Strauss grew up a walleye angler and most members of the association target bass in their kayaks. His personal quest this year is to hook a 40-plus-inch northern. When that happens, he expects to get pulled around on the water like a bobber. “It’s more exciting to fish up close,” he said.
KP Enderle, 51, of Mound
Enderle likes the laid-back atmosphere of kayak fishing. “Boaters can be a little more aggressive,” he said. A favorite run for Enderle in his 34-inch-wide Vibe Sea Ghost 130 is to put into the Mississippi River 8 miles north of Clearwater and float-fish around the islands before exiting at Clearwater Outfitters. It’s a smallmouth bass factory if you're fishing from a kayak.
He first tried kayak fishing when he lived in California 10 years ago and loved it. He never did it again until he moved back to Minnesota in 2014, and he now finds himself in a fraternity of guys who welcome newcomers.
Pat Caldwell, 47, of Prior Lake
He operates a fleet of Perception Swifty Sports kayaks that are 9-feet-6-inches in length, weighing 44 pounds. The boats are suitable for the Active Solutions youth summer camps he runs because they are stable, easy to paddle, track well on the water, fit into a 6-by-12-foot trailer and can be handled by children during unloading and loading. And in Minnesota, boats under 10 feet long don’t need to be registered.
Caldwell sees kayak fishing as a new gateway to the outdoors at a time when recruitment of young anglers and hunters has become an important issue. Just two years ago, he started an advanced kayak fishing camp for children in middle school and high school. It’s a sport that can lead to early success and ignite passion for fishing, discovery and conservation. For young people, kayak fishing can be an outlet of responsible independence because of its affordability, safety and fun factors. In seven years, he’s only had one student flip a boat.
Jeremy Curtiss, 34, of Rosemount
You can spend nearly $4,000 on a fully loaded fishing kayak equipped with factory-installed GPS electronics, mini-solar panels, live wells and GoPro-ready side mounts. Or, like Curtiss, you can spend a few hundred dollars on a vessel and customize it with your own choice of inexpensive equipment. All together, Curtiss said he has invested about $1,200. He’s on the water five to six times a week and out-fishes many of his contemporaries. Kayak anglers often fasten a simple milk crate behind them for tackle storage. PVC pipe can be attached to hold rods. Curtiss has those conveniences and other self-styled accessories on his kayak, which is balanced at the rear with a small set of outriggers.

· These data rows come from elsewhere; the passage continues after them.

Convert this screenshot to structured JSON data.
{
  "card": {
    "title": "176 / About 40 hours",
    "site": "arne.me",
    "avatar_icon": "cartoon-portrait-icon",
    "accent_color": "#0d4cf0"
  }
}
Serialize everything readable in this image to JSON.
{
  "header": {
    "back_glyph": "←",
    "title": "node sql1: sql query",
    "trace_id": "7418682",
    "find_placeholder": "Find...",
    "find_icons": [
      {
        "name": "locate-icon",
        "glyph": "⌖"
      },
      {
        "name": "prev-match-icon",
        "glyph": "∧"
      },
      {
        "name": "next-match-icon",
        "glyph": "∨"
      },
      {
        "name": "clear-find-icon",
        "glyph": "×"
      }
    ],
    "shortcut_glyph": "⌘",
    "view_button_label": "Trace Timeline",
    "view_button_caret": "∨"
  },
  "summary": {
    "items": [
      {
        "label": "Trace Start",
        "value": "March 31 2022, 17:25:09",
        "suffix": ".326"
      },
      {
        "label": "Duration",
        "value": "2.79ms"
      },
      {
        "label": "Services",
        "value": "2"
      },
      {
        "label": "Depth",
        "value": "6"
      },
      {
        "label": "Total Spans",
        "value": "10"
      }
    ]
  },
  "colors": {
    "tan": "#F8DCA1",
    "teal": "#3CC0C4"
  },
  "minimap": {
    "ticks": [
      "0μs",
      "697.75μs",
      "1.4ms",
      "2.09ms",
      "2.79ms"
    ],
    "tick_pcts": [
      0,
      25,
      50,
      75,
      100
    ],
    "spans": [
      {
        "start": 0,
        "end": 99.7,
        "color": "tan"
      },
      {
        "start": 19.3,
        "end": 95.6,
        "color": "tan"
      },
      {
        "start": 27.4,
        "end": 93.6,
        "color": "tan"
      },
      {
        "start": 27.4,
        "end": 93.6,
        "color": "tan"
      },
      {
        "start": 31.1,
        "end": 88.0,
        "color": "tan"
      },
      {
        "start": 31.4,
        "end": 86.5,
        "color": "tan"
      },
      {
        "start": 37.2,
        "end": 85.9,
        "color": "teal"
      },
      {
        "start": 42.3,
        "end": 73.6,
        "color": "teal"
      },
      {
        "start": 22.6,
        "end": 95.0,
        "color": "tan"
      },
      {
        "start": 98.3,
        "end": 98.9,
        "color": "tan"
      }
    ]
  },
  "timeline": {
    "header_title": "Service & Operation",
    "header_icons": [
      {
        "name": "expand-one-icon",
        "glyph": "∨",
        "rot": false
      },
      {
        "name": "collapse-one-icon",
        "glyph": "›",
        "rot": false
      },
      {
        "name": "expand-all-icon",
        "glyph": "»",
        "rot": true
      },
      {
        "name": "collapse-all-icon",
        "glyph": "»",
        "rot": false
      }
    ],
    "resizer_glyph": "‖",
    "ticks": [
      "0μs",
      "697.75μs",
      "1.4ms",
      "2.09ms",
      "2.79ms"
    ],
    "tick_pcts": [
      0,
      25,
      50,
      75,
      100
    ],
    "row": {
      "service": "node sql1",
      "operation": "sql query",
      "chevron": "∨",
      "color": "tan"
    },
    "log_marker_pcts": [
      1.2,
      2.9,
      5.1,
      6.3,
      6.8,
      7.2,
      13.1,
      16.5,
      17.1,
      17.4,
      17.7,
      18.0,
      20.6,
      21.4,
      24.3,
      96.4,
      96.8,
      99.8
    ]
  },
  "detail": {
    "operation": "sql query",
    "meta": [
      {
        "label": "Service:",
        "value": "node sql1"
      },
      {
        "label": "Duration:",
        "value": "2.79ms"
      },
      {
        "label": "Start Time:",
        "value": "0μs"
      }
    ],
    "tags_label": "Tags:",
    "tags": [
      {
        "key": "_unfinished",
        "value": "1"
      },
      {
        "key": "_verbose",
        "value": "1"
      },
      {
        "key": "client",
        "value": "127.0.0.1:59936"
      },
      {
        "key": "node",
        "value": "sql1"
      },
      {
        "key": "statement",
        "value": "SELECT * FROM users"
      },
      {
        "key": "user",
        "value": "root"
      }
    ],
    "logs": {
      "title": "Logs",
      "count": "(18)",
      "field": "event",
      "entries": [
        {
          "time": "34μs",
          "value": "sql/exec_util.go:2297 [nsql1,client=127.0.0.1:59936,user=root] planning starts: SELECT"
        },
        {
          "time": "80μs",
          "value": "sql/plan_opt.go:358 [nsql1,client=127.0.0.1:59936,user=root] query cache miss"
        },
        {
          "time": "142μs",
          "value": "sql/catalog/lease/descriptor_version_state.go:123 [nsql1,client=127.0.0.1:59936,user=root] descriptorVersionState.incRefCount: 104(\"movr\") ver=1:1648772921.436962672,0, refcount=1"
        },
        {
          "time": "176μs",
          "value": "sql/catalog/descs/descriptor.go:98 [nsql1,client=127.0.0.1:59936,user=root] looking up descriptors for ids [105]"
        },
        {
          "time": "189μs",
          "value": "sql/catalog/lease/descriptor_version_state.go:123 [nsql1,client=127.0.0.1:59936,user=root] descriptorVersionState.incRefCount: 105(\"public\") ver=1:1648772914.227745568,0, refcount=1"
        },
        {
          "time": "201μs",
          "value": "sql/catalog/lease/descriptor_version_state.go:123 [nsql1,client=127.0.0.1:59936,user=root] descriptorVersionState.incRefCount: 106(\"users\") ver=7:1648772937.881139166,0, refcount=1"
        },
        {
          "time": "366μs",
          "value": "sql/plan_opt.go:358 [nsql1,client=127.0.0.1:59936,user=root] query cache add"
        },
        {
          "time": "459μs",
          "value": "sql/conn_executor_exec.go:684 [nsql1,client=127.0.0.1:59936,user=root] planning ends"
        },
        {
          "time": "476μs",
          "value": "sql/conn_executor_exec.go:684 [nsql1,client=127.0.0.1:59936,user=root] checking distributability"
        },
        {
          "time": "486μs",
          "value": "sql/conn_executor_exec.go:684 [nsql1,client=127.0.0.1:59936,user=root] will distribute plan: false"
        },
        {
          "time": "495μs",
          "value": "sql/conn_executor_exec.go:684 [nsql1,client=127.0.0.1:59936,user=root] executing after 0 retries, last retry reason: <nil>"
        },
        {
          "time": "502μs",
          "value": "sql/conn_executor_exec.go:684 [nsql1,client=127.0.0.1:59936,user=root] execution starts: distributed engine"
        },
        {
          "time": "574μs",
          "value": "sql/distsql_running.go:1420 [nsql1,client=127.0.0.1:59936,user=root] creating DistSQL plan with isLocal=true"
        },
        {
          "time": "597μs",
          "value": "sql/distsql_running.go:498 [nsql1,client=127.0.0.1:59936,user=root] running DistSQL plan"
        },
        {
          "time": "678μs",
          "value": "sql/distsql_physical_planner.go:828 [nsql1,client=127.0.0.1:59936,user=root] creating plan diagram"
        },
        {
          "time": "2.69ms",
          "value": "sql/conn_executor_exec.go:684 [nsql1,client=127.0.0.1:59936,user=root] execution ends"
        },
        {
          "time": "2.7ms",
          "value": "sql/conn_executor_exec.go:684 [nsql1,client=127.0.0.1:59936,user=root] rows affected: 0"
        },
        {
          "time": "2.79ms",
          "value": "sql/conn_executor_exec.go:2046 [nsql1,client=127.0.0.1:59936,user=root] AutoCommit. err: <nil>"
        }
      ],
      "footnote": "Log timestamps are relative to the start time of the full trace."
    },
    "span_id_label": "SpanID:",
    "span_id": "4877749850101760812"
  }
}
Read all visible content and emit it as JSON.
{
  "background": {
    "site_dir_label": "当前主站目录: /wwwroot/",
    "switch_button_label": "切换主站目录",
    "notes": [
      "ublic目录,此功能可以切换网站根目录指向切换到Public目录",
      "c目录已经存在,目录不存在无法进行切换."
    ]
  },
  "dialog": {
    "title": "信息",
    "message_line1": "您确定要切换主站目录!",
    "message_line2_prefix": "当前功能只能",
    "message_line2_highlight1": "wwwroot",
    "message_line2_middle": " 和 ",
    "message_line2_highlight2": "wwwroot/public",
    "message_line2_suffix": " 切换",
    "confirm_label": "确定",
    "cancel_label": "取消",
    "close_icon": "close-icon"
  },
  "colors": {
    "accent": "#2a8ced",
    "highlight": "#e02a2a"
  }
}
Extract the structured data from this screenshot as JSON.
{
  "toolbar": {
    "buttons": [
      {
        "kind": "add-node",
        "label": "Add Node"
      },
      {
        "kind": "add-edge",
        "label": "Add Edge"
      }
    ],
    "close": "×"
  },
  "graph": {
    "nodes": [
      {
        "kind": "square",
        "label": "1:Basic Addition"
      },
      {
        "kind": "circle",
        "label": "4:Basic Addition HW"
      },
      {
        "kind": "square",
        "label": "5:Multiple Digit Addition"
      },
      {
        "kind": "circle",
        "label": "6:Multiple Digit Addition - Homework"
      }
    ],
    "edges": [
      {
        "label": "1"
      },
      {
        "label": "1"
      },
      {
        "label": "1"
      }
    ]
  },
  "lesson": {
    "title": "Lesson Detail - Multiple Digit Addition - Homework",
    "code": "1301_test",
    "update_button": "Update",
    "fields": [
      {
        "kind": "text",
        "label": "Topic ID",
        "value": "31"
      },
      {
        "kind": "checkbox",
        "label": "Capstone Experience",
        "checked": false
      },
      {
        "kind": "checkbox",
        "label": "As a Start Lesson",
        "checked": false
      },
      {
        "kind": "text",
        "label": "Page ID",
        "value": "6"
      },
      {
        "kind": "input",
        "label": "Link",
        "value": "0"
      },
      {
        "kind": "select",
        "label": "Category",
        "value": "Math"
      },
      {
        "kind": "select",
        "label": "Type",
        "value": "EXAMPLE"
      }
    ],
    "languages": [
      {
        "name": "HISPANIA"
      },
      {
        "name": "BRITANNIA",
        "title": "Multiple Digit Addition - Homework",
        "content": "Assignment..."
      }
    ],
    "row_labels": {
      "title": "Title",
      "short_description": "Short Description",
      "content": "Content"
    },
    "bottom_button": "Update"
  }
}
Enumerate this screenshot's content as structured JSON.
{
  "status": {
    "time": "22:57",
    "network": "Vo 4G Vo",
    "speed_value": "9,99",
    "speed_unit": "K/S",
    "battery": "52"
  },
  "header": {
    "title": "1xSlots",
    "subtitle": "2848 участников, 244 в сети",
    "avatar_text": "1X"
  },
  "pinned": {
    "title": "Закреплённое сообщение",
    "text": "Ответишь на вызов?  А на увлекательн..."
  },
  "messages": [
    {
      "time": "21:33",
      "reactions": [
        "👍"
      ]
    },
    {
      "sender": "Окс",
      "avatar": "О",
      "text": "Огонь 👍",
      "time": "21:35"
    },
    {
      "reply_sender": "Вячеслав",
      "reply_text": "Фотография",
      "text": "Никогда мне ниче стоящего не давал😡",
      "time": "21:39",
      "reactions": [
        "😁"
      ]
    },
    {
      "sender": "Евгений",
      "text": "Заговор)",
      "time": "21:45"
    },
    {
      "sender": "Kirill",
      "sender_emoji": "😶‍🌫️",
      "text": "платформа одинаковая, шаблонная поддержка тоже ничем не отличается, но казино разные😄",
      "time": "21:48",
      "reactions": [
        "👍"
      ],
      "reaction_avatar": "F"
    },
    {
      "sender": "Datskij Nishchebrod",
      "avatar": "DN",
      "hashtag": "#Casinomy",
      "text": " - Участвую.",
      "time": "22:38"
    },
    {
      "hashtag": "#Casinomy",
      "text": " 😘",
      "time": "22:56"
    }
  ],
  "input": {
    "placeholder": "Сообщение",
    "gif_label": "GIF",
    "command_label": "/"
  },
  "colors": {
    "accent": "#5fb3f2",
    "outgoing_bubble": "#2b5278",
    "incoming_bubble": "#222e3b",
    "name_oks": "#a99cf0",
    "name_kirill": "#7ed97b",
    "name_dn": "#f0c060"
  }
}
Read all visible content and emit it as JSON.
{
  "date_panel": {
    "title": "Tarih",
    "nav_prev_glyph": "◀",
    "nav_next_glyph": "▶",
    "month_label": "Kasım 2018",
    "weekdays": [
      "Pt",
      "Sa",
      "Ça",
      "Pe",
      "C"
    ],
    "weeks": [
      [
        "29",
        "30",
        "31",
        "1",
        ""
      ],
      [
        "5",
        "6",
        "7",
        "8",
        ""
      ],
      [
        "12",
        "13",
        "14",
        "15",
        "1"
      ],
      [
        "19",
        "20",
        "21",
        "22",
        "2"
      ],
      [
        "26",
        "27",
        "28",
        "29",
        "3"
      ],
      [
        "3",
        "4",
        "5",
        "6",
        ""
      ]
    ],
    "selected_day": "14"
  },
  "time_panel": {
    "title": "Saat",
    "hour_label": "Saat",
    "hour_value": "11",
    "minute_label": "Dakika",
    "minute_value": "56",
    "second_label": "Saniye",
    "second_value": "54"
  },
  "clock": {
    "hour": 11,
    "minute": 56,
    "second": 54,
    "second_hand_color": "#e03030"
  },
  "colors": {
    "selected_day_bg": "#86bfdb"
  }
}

Like Carston, Curtiss competes in professional kayak bass tournaments. He proves over and over that ’yaks only need 18 inches of water to operate. He hugged the weedy shoreline in his 12-foot-long Current Designs Tailfin, repeatedly flipping a wacky worm into tiny pockets of open water that a motorboat could never reach before — boom! — another nice bass.